_TASK BRIEF_. Copy out the lines of the material that include the string "Most".

_INPUT MATERIAL_.
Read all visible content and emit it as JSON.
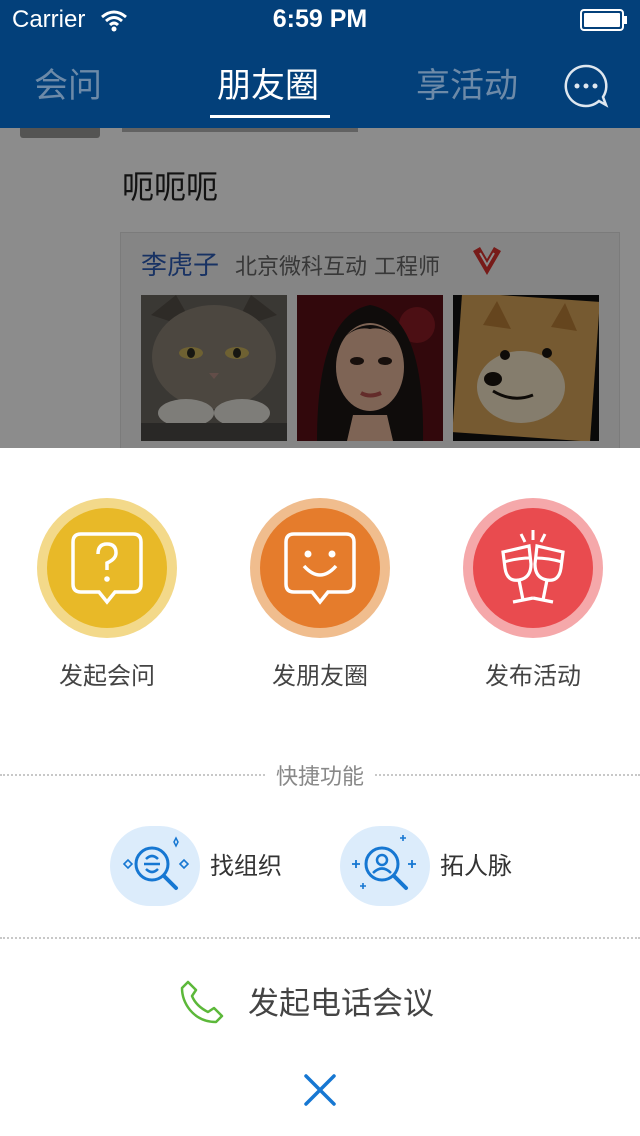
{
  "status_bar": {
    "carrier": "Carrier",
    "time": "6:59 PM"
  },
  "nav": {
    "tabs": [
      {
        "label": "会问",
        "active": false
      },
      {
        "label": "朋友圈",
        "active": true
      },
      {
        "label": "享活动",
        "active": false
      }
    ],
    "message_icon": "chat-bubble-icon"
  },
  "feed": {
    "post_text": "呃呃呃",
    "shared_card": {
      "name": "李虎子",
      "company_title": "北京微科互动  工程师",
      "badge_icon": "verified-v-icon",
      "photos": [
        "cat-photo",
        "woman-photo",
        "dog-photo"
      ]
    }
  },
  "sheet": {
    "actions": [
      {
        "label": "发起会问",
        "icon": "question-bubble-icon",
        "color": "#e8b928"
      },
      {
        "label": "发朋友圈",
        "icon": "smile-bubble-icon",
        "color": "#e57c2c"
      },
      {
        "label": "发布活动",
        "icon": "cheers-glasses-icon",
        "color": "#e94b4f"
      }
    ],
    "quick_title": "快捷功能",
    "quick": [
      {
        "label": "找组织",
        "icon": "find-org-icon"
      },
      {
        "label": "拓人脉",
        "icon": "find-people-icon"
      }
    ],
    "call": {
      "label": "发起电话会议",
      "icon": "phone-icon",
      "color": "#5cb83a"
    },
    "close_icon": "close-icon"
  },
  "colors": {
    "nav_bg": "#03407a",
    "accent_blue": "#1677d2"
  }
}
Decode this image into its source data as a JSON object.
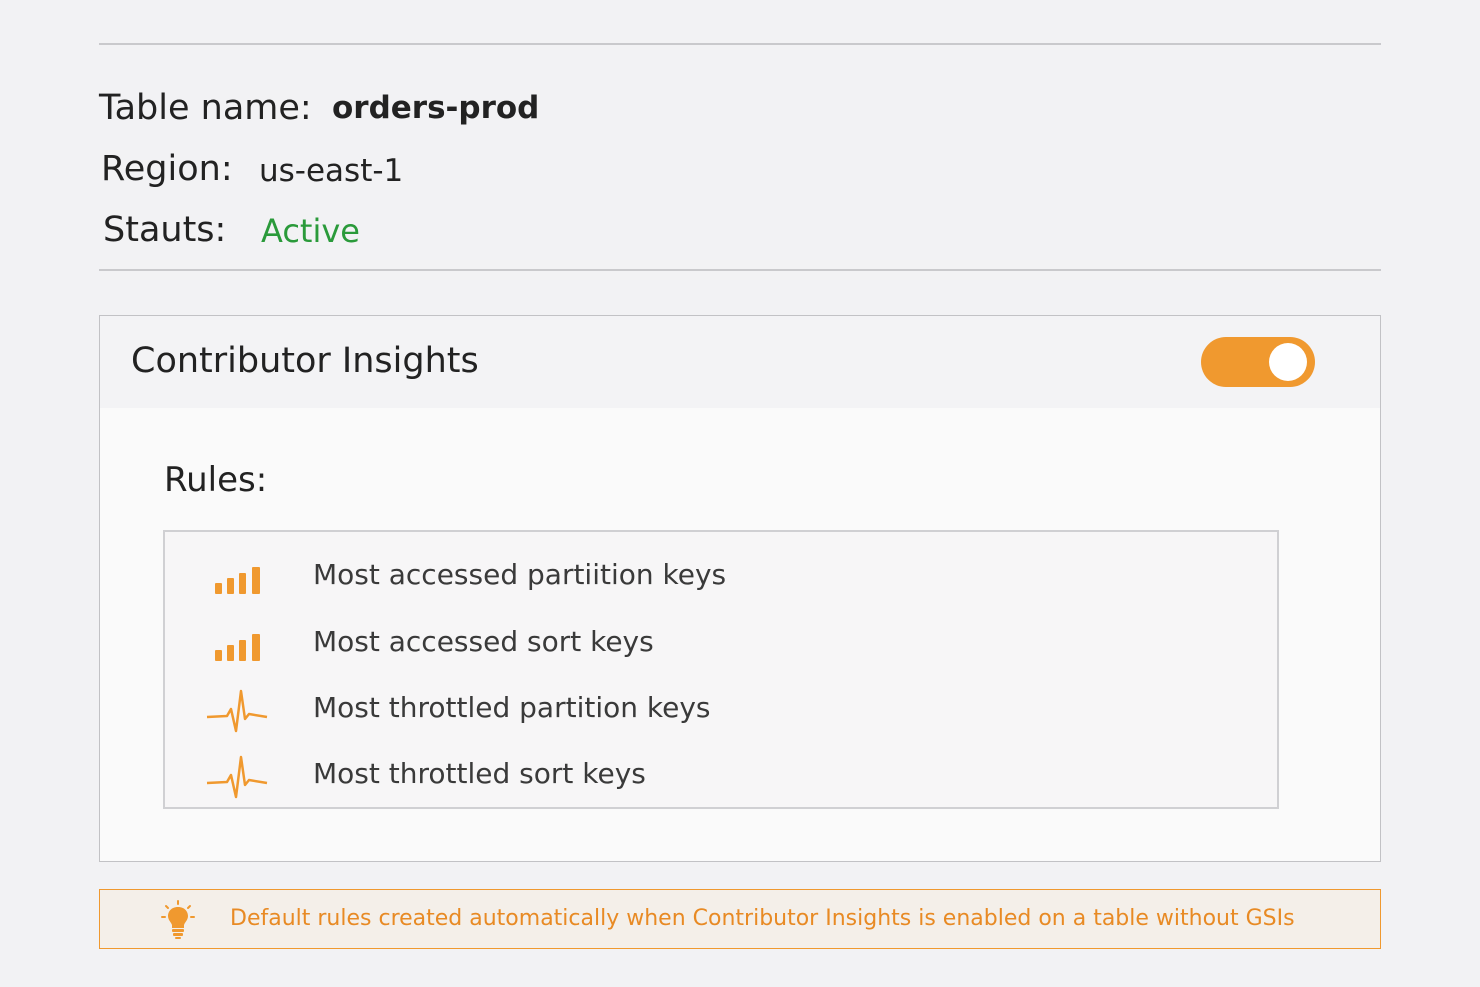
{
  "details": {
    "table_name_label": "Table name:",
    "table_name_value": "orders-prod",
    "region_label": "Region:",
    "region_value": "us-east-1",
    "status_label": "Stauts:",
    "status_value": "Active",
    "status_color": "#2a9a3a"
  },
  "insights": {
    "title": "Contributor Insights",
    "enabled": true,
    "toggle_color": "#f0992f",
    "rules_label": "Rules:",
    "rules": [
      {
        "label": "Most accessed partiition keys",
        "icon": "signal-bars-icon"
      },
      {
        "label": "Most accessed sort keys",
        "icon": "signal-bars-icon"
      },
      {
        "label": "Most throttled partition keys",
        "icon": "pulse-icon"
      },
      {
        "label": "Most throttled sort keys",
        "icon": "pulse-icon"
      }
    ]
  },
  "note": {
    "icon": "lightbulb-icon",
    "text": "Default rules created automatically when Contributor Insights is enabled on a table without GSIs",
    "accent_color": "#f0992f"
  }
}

_ANSWER SECTION_.
        "label": "Most accessed partiition keys",
        "label": "Most accessed sort keys",
        "label": "Most throttled partition keys",
        "label": "Most throttled sort keys",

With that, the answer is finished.